Trust your God in Jesus Christ. The heart of your response to God is faith. Faith, now that the promised descendant (singular!) of Abraham has come, involves receiving and resting on him alone. We spoke earlier of the response of worship and obedience. God’s blessing didn’t come because Abraham or you was so faithful in worship, such an outstanding example of obedience. Just keep reading the story of Abraham, just look at your own life, and you are humbled. There is no more important question you can ask yourself today than, “Am I trusting in the Lord Jesus? Am I turning from sin and depending on him alone?” As you trust in Christ, you receive God’s covenant blessing. You are sons and daughters of Abraham. You have been baptized into Christ. That covenant sign calls you to live as God’s child. It challenges you to profess your faith in Christ. It assures you of God’s grace as you trust Christ. Abraham knew that more was involved than real estate in Palestine. He looked for a city with foundations, Hebrews 11. The new heavens and earth are yours—as children of Abraham. “The keynote is not what Abraham has to do for God, but what God will do for Abraham. Then, in response to this, the subjective frame of mind that changes the inner and outer life is cultivated…. [T]he all-important thing is that God has acted in the past, is acting in the present, and promises to act in the future.” (Geerhardus Vos, Biblical Theology: Old and New Testaments, pages 93–94)
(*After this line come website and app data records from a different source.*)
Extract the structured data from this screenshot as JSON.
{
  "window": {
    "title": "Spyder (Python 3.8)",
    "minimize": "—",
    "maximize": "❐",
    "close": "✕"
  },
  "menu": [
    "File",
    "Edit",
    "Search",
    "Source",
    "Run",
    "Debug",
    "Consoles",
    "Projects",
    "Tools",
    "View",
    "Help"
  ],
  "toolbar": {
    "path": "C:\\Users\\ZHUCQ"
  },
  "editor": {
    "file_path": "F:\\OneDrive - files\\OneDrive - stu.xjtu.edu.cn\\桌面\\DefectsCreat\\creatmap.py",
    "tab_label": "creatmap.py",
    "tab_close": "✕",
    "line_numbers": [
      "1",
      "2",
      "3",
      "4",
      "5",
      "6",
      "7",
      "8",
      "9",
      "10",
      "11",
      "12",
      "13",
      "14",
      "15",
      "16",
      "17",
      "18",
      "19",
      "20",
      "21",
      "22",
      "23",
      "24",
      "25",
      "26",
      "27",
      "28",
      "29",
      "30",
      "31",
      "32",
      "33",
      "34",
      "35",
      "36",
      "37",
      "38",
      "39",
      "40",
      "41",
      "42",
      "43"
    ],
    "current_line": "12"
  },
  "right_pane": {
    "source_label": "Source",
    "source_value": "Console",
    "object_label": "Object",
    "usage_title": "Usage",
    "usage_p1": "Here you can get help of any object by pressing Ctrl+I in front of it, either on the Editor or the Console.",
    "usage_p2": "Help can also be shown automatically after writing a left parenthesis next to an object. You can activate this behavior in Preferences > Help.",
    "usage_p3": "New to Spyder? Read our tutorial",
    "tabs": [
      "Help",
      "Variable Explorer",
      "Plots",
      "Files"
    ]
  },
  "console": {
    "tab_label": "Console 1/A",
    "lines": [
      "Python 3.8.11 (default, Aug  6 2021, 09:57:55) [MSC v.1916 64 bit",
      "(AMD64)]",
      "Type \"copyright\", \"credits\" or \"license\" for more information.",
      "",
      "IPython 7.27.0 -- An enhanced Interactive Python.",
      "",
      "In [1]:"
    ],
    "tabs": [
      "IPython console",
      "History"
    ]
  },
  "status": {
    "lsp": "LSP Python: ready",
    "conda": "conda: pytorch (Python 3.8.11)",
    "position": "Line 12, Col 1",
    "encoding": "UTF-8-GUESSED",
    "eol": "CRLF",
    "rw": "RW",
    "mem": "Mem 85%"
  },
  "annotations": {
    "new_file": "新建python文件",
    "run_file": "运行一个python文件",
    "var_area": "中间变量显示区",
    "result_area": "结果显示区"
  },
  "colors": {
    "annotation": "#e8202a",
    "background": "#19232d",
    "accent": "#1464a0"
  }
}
Walk by faith. God calls you to leave and follow. God called Abram step by step. He left Ur, left his father at Haran, and parted ways with Lot. Step by step God built the faith with which Abram responded. Step by step God shapes your life, sometimes using small challenges, seemingly unimportant decisions, to draw you to rest in him and to walk by faith. The covenantal structure through which he deals with Abraham becomes the structure through which God continues to work with all his people. God calls you to covenantal faithfulness. It may not be a call to leave everything and everyone, but… God does call you to give up worry, even when you don’t have a good idea of what the future holds. God’s call is a call to total commitment to Jesus Christ. He calls you to surrender pride that keeps you aloof from family. In Christ, God has entered into a covenant relationship with you. Faith in him is not externals, but is a faith, as Paul describes it in Galatians, that is working in love.

What makes you different? What gives you confidence in the uncertainty around you? Not what you can do for God, but what he has done for you in giving you his Son. Let that mold your attitude and your actions.